***** Supplied information

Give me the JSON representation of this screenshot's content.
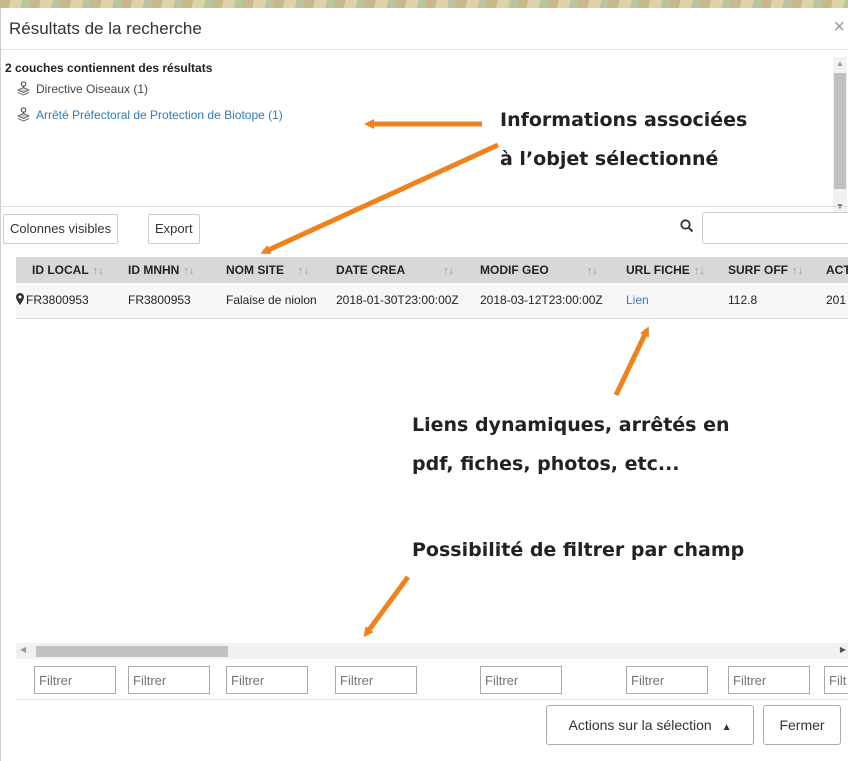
{
  "dialog": {
    "title": "Résultats de la recherche",
    "close_glyph": "×"
  },
  "layers": {
    "heading": "2 couches contiennent des résultats",
    "items": [
      {
        "label": "Directive Oiseaux (1)",
        "active": false
      },
      {
        "label": "Arrêté Préfectoral de Protection de Biotope (1)",
        "active": true
      }
    ]
  },
  "toolbar": {
    "columns_label": "Colonnes visibles",
    "export_label": "Export",
    "search_placeholder": ""
  },
  "table": {
    "columns": [
      "ID LOCAL",
      "ID MNHN",
      "NOM SITE",
      "DATE CREA",
      "MODIF GEO",
      "URL FICHE",
      "SURF OFF",
      "ACT"
    ],
    "sort_glyph": "↑↓",
    "rows": [
      [
        "FR3800953",
        "FR3800953",
        "Falaise de niolon",
        "2018-01-30T23:00:00Z",
        "2018-03-12T23:00:00Z",
        "Lien",
        "112.8",
        "201"
      ]
    ],
    "filter_placeholder": "Filtrer",
    "filter_last_value": "Filt"
  },
  "footer": {
    "actions_label": "Actions sur la sélection",
    "actions_caret": "▲",
    "close_label": "Fermer"
  },
  "annotations": {
    "info_line1": "Informations associées",
    "info_line2": "à l’objet sélectionné",
    "links_line1": "Liens dynamiques, arrêtés en",
    "links_line2": "pdf, fiches, photos, etc...",
    "filter_note": "Possibilité de filtrer par champ"
  },
  "colors": {
    "arrow": "#f0821e",
    "link": "#337ab7",
    "header_bg": "#d8d8d8"
  }
}
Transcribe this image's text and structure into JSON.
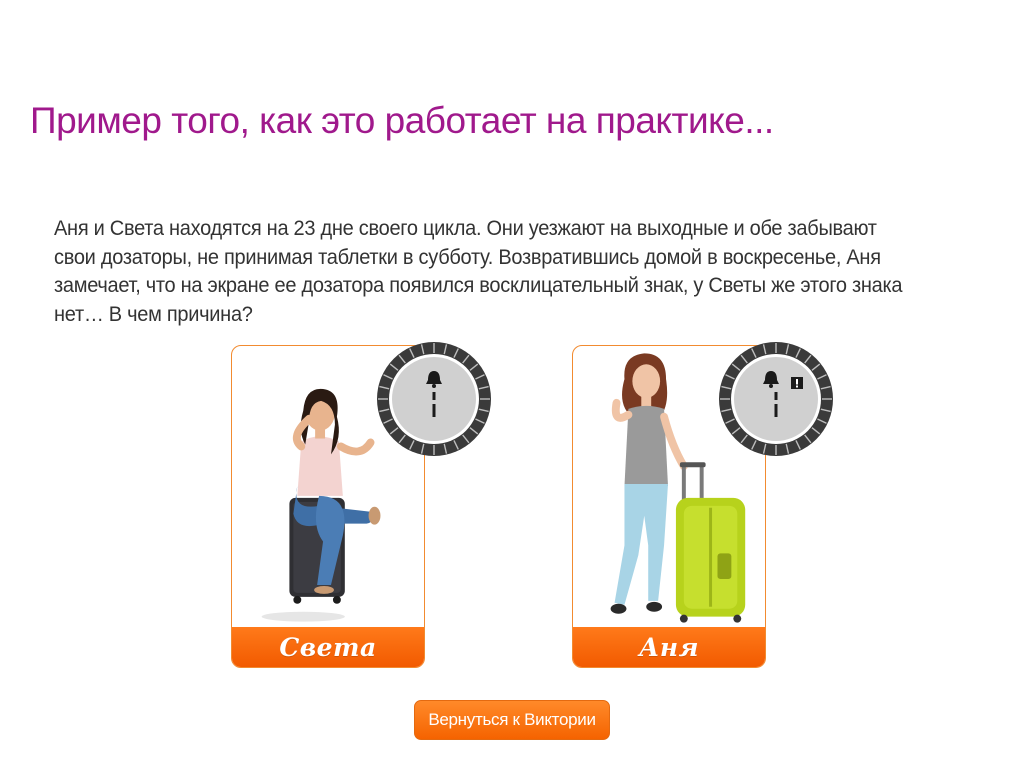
{
  "title": "Пример того, как это работает на практике...",
  "story": "Аня и Света находятся на 23 дне своего цикла. Они уезжают на выходные и обе забывают свои дозаторы, не принимая таблетки в субботу. Возвратившись домой в воскресенье, Аня замечает, что на экране ее дозатора появился восклицательный знак, у Светы же этого знака нет… В чем причина?",
  "cards": [
    {
      "name": "Света",
      "photo": "woman-sitting-on-suitcase",
      "dispenser": {
        "icons": [
          "bell-icon"
        ],
        "warning": false
      }
    },
    {
      "name": "Аня",
      "photo": "woman-standing-with-suitcase",
      "dispenser": {
        "icons": [
          "bell-icon",
          "exclamation-icon"
        ],
        "warning": true
      }
    }
  ],
  "back_button": {
    "label": "Вернуться к Виктории"
  },
  "colors": {
    "title": "#a0198c",
    "accent": "#f56300",
    "card_border": "#f28b30",
    "text": "#333333",
    "dispenser_ring": "#3a3a3a",
    "dispenser_face": "#d0d0d0"
  }
}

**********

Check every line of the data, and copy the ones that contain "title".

    "title": "Résultats de la recherche",
  "title": "Пример того, как это работает на практике...",
    "title": "#a0198c",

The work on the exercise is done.